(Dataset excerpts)
=== Begin Enclosure ===

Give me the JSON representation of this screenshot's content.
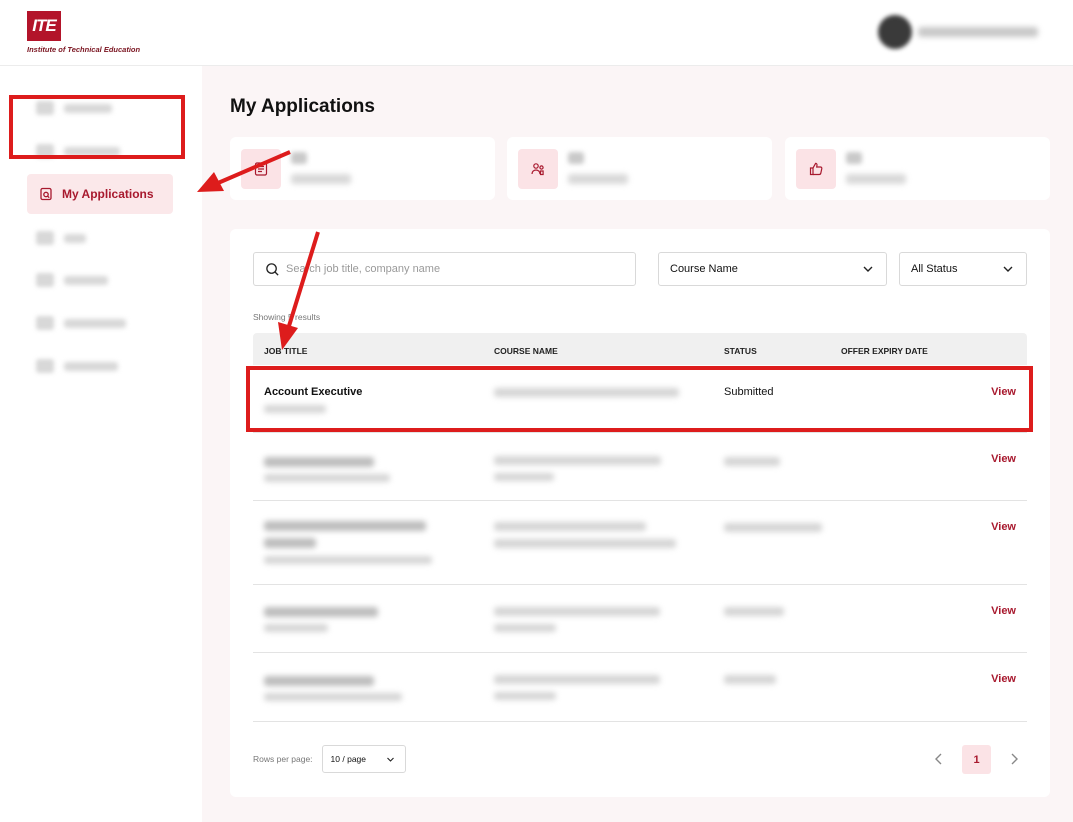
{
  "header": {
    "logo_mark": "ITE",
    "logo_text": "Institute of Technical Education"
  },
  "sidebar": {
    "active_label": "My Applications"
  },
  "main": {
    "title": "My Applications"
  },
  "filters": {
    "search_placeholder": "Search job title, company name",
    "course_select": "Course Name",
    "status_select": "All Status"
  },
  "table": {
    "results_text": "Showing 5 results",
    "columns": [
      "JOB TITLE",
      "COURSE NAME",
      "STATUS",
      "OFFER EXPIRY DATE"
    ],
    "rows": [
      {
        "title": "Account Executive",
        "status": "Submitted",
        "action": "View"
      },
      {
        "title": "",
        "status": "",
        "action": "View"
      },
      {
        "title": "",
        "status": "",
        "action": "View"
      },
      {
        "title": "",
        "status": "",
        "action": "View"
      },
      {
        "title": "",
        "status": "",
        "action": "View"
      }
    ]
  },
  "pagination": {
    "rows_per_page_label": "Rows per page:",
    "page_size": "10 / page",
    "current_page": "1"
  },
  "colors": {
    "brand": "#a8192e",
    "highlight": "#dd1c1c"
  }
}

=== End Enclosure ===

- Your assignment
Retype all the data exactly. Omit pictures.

- Reply to the task
Give me the JSON representation of this screenshot's content.
{
  "header": {
    "logo_mark": "ITE",
    "logo_text": "Institute of Technical Education"
  },
  "sidebar": {
    "active_label": "My Applications"
  },
  "main": {
    "title": "My Applications"
  },
  "filters": {
    "search_placeholder": "Search job title, company name",
    "course_select": "Course Name",
    "status_select": "All Status"
  },
  "table": {
    "results_text": "Showing 5 results",
    "columns": [
      "JOB TITLE",
      "COURSE NAME",
      "STATUS",
      "OFFER EXPIRY DATE"
    ],
    "rows": [
      {
        "title": "Account Executive",
        "status": "Submitted",
        "action": "View"
      },
      {
        "title": "",
        "status": "",
        "action": "View"
      },
      {
        "title": "",
        "status": "",
        "action": "View"
      },
      {
        "title": "",
        "status": "",
        "action": "View"
      },
      {
        "title": "",
        "status": "",
        "action": "View"
      }
    ]
  },
  "pagination": {
    "rows_per_page_label": "Rows per page:",
    "page_size": "10 / page",
    "current_page": "1"
  },
  "colors": {
    "brand": "#a8192e",
    "highlight": "#dd1c1c"
  }
}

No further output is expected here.